Dataset rows describing interfaces -
____________________

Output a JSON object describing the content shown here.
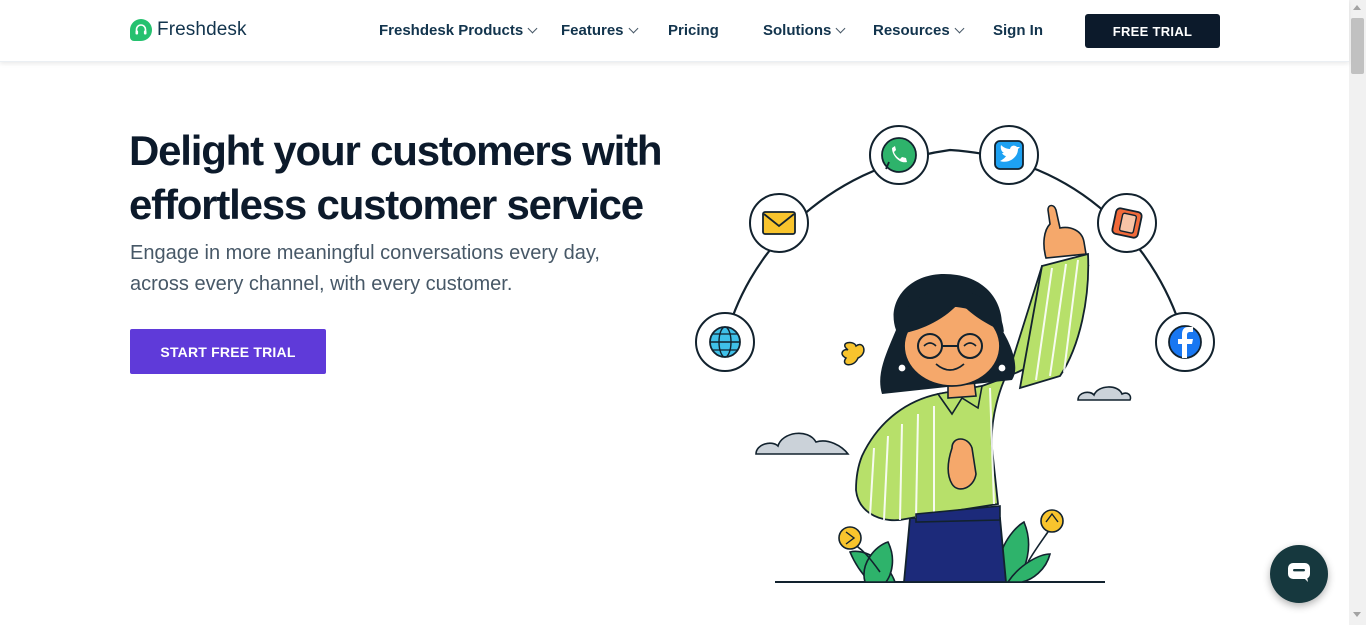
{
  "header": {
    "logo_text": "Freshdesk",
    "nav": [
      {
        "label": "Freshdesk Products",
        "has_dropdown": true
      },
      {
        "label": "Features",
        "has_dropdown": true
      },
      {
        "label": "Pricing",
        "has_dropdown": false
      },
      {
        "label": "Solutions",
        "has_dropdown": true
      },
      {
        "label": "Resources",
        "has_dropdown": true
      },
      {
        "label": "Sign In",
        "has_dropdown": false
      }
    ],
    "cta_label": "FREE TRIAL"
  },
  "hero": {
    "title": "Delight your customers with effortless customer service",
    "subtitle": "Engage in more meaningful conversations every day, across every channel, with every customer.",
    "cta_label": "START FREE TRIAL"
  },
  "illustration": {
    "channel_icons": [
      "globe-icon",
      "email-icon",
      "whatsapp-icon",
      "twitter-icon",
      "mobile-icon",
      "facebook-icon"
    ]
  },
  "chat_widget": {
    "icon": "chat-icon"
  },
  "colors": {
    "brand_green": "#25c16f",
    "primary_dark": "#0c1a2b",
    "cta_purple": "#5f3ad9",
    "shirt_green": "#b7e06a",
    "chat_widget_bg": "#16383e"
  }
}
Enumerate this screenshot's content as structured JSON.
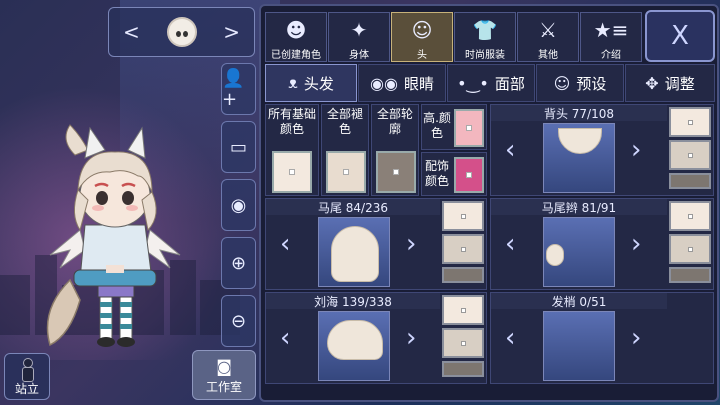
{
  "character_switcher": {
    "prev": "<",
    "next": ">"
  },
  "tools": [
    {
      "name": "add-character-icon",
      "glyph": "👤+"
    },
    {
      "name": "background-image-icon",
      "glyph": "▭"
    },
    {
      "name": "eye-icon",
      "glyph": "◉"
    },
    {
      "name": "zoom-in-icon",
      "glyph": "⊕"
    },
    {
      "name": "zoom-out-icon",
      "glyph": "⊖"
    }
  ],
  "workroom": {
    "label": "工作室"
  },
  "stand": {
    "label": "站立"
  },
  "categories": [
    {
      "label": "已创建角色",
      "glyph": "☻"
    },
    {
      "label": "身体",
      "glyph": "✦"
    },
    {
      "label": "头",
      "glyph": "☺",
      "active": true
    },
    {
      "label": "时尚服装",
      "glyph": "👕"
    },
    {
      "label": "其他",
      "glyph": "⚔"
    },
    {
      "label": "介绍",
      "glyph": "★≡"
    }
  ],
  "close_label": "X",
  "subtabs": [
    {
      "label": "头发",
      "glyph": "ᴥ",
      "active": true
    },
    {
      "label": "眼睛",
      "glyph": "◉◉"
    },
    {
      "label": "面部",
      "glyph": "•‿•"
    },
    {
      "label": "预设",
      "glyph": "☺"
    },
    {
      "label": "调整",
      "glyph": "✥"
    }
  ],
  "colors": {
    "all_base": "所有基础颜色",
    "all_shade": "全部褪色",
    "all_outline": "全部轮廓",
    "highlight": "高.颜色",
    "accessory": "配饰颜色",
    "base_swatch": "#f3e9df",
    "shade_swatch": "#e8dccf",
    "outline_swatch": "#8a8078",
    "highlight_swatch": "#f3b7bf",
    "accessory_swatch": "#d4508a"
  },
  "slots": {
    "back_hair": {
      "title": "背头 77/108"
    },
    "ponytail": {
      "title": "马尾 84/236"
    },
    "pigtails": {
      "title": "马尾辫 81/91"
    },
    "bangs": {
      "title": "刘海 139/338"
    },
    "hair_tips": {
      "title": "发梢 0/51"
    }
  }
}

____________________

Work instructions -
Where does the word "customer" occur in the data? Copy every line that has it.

Answer to this problem -
    "title": "Delight your customers with effortless customer service",
    "subtitle": "Engage in more meaningful conversations every day, across every channel, with every customer.",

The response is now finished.